A schematic representation of the project (credit Prof Prakash C Ghosh, IIT Bombay)

“Another advantage of a redox battery is that energy and power capacity (kW and kWh) can be segregated. Therefore, by increasing the tank capacity (more electrolyte), the energy capacity component increases. In contrast, increasing the number of stacks will provide higher output power,” says Prof Ghosh.

The project deployment

The project’s first phase took place in November 2019. First, the team erected the trusses to mount eight solar arrays on the mountainous terrain. The optimally aligned structure could generate 50 kWp (kiloWatt-peak) power. “It was the toughest job for us as we had minimal manual support to complete the structure before the rains started,” says Prof Ghosh. Although the next accessible time slot was in April 2020, the raging pandemic disrupted their schedule. As a result, the next phase was completed recently. 

The team will set up a  5 kW capacity fuel cell with a hydrogen storage system to integrate the microgrid in the subsequent phase.
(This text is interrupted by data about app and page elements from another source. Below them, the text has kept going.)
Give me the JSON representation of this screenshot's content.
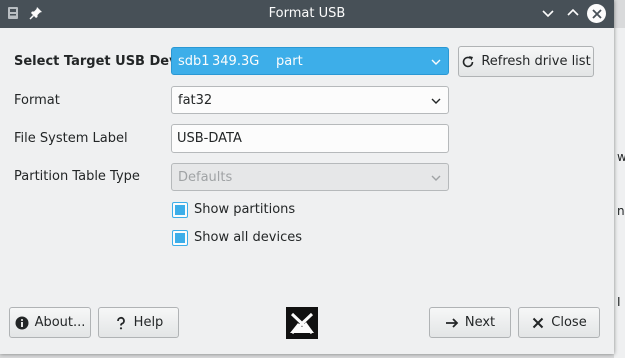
{
  "background": {
    "fragments": [
      "w",
      "nd",
      "I"
    ]
  },
  "window": {
    "title": "Format USB"
  },
  "form": {
    "device": {
      "label": "Select Target USB Device",
      "name": "sdb1",
      "size": "349.3G",
      "type": "part"
    },
    "refresh_label": "Refresh drive list",
    "format": {
      "label": "Format",
      "value": "fat32"
    },
    "fs_label": {
      "label": "File System Label",
      "value": "USB-DATA"
    },
    "partition_table": {
      "label": "Partition Table Type",
      "value": "Defaults"
    },
    "show_partitions": {
      "label": "Show partitions",
      "checked": true
    },
    "show_all_devices": {
      "label": "Show all devices",
      "checked": true
    }
  },
  "buttons": {
    "about": "About...",
    "help": "Help",
    "next": "Next",
    "close": "Close"
  },
  "colors": {
    "accent": "#3daee9",
    "titlebar": "#475057",
    "window_bg": "#eff0f1"
  }
}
A fuel cell is another low-cost electrochemical storage system that uses hydrogen to charge the battery. The fuel cell will be used when the flow battery cannot provide sufficient output due to bad weather or seasonal variations. The combined storage of flow battery and fuel cell will improve the overall power reliability of the microgrid. 

“A useful by-product of fuel cells is thermal energy. The fuel cell is expected to operate with an electrical efficiency of ~45-50%, implying an equal amount of heat is dissipated by the cell.  The heat can be used to maintain the flow battery’s operating temperature and for heating the premises,” informs Prof Ghosh. The team envisages providing similar microgrids for Sikkim tourism.

This article has been run past the researchers, whose work is covered, to ensure accuracy.